Haiyan Mujarjech says the law, designed to encourage greater foreign investment in the Emirate, has been drafted and is being considered by legal and real estate experts locally before it is issued.
Dubai is in the midst of a development boom that is largely supported by private capital. Institutional investment has been slow to develop because of a lack of internationally accepted standards with regard to the nature of ownership.
Mr Mujarjech says: “Investment funds are going to be the next big boom, but Dubai recognises that there needs to be clarity. International investors need paperwork and documentation that conforms to their idea of freehold title.”
In Dubai and Abu Dhabi, investors are throwing money at residential and office developments. And the region has made great strides in liberalising Sharia guidelines on permissible investments.
Bahrain was one of the first Gulf states to establish a trust law. The prospect of the Middle East now opening up to foreign institutions has encouraged Morgan Stanley to set up in Dubai as its base for the region.

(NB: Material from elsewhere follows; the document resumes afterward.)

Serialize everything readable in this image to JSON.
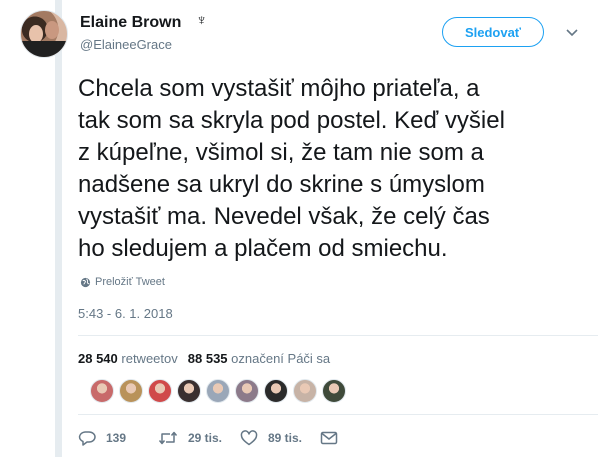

Rich Stockton, executive director of the group’s investment banking business, says: “If we look at a chart of the global real estate market of $14trn (e11.8trn), the Middle East doesn’t even figure.” Morgan Stanley expects that to change quickly. Mr Stockton suggests that in the short term “there is a market in indirect private equity that is poised to grow”.